*** Information supplied ***

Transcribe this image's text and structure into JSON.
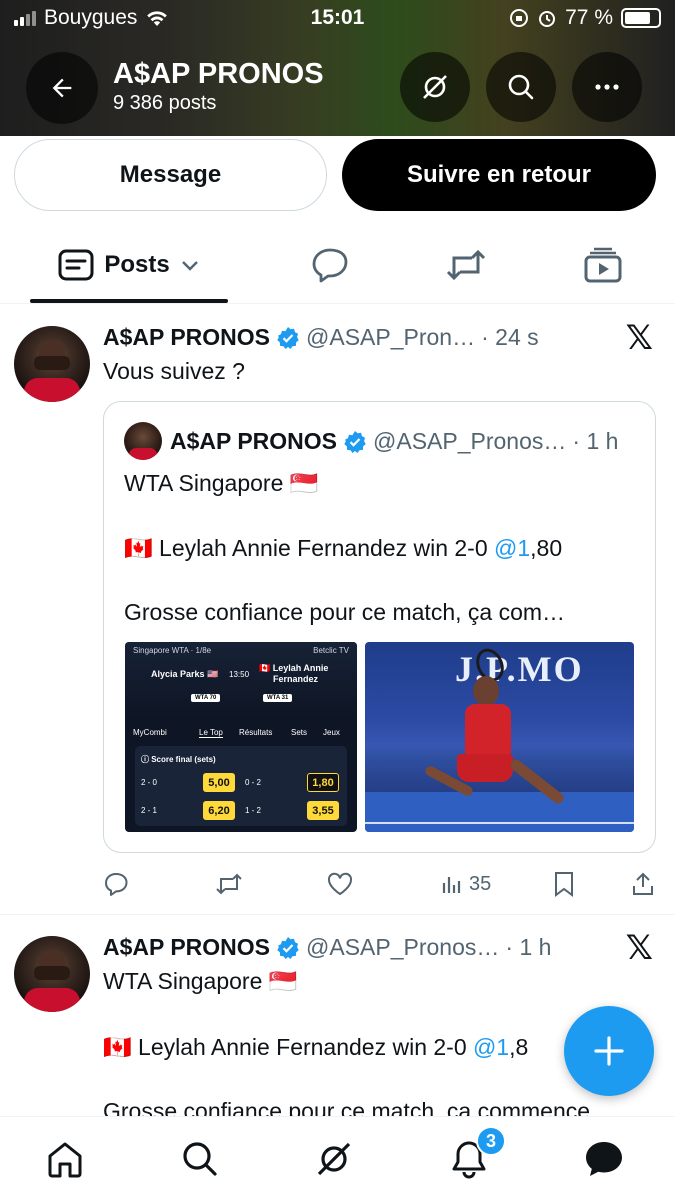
{
  "status_bar": {
    "carrier": "Bouygues",
    "time": "15:01",
    "battery": "77 %",
    "battery_level": 0.77
  },
  "header": {
    "title": "A$AP PRONOS",
    "post_count": "9 386 posts"
  },
  "profile_actions": {
    "message_label": "Message",
    "follow_back_label": "Suivre en retour"
  },
  "tabs": {
    "posts_label": "Posts"
  },
  "tweet1": {
    "name": "A$AP PRONOS",
    "handle": "@ASAP_Pron…",
    "time": "· 24 s",
    "text": "Vous suivez ?",
    "quote": {
      "name": "A$AP PRONOS",
      "handle": "@ASAP_Pronos…",
      "time": "· 1 h",
      "line1": "WTA Singapore 🇸🇬",
      "line2_prefix": "🇨🇦 Leylah Annie Fernandez win 2-0 ",
      "line2_mention": "@1",
      "line2_suffix": ",80",
      "line3": "Grosse confiance pour ce match, ça com…"
    },
    "views": "35"
  },
  "bet_image": {
    "event": "Singapore WTA · 1/8e",
    "broadcaster": "Betclic TV",
    "player1": "Alycia Parks 🇺🇸",
    "time": "13:50",
    "player2_line1": "🇨🇦 Leylah Annie",
    "player2_line2": "Fernandez",
    "rank1": "WTA 70",
    "rank2": "WTA 31",
    "nav": [
      "MyCombi",
      "Le Top",
      "Résultats",
      "Sets",
      "Jeux"
    ],
    "market": "ⓘ Score final (sets)",
    "scores": [
      "2 - 0",
      "0 - 2",
      "2 - 1",
      "1 - 2"
    ],
    "odds": [
      "5,00",
      "1,80",
      "6,20",
      "3,55"
    ]
  },
  "photo_image": {
    "banner": "J.P.MO"
  },
  "tweet2": {
    "name": "A$AP PRONOS",
    "handle": "@ASAP_Pronos…",
    "time": "· 1 h",
    "line1": "WTA Singapore 🇸🇬",
    "line2_prefix": "🇨🇦 Leylah Annie Fernandez win 2-0 ",
    "line2_mention": "@1",
    "line2_suffix": ",8",
    "line3": "Grosse confiance pour ce match, ça commence"
  },
  "bottom_nav": {
    "notifications_badge": "3"
  },
  "colors": {
    "accent": "#1d9bf0",
    "text": "#0f1419",
    "secondary": "#536471"
  }
}
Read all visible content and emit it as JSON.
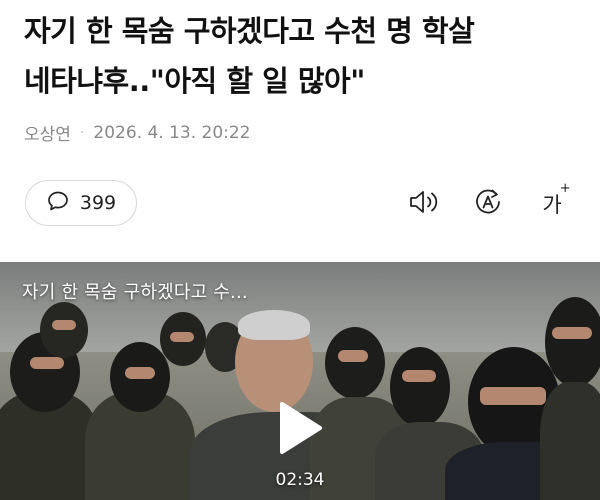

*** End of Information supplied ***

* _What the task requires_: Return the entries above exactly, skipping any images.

* _Expected output_:
Transcribe this image's text and structure into JSON.
{
  "status_bar": {
    "carrier": "Bouygues",
    "time": "15:01",
    "battery": "77 %",
    "battery_level": 0.77
  },
  "header": {
    "title": "A$AP PRONOS",
    "post_count": "9 386 posts"
  },
  "profile_actions": {
    "message_label": "Message",
    "follow_back_label": "Suivre en retour"
  },
  "tabs": {
    "posts_label": "Posts"
  },
  "tweet1": {
    "name": "A$AP PRONOS",
    "handle": "@ASAP_Pron…",
    "time": "· 24 s",
    "text": "Vous suivez ?",
    "quote": {
      "name": "A$AP PRONOS",
      "handle": "@ASAP_Pronos…",
      "time": "· 1 h",
      "line1": "WTA Singapore 🇸🇬",
      "line2_prefix": "🇨🇦 Leylah Annie Fernandez win 2-0 ",
      "line2_mention": "@1",
      "line2_suffix": ",80",
      "line3": "Grosse confiance pour ce match, ça com…"
    },
    "views": "35"
  },
  "bet_image": {
    "event": "Singapore WTA · 1/8e",
    "broadcaster": "Betclic TV",
    "player1": "Alycia Parks 🇺🇸",
    "time": "13:50",
    "player2_line1": "🇨🇦 Leylah Annie",
    "player2_line2": "Fernandez",
    "rank1": "WTA 70",
    "rank2": "WTA 31",
    "nav": [
      "MyCombi",
      "Le Top",
      "Résultats",
      "Sets",
      "Jeux"
    ],
    "market": "ⓘ Score final (sets)",
    "scores": [
      "2 - 0",
      "0 - 2",
      "2 - 1",
      "1 - 2"
    ],
    "odds": [
      "5,00",
      "1,80",
      "6,20",
      "3,55"
    ]
  },
  "photo_image": {
    "banner": "J.P.MO"
  },
  "tweet2": {
    "name": "A$AP PRONOS",
    "handle": "@ASAP_Pronos…",
    "time": "· 1 h",
    "line1": "WTA Singapore 🇸🇬",
    "line2_prefix": "🇨🇦 Leylah Annie Fernandez win 2-0 ",
    "line2_mention": "@1",
    "line2_suffix": ",8",
    "line3": "Grosse confiance pour ce match, ça commence"
  },
  "bottom_nav": {
    "notifications_badge": "3"
  },
  "colors": {
    "accent": "#1d9bf0",
    "text": "#0f1419",
    "secondary": "#536471"
  }
}
Read all visible content and emit it as JSON.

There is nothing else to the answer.